═══ SUPPLIED MATERIAL

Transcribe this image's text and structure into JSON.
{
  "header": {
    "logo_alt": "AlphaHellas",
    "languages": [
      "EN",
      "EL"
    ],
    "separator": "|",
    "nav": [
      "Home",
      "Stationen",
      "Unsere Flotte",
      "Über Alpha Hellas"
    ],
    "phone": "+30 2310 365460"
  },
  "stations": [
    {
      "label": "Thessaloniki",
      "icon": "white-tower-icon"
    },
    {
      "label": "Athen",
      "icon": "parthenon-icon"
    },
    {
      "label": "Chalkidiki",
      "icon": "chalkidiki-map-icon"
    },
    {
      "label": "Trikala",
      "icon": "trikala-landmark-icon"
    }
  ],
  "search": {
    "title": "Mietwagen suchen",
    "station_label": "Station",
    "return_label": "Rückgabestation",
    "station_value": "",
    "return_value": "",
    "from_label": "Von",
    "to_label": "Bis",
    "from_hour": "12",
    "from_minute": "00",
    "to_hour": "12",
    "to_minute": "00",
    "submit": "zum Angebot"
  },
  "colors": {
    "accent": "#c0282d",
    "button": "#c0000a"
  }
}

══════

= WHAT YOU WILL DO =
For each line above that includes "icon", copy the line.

= RESPONSE TO THIS EXERCISE =
      "icon": "white-tower-icon"
      "icon": "parthenon-icon"
      "icon": "chalkidiki-map-icon"
      "icon": "trikala-landmark-icon"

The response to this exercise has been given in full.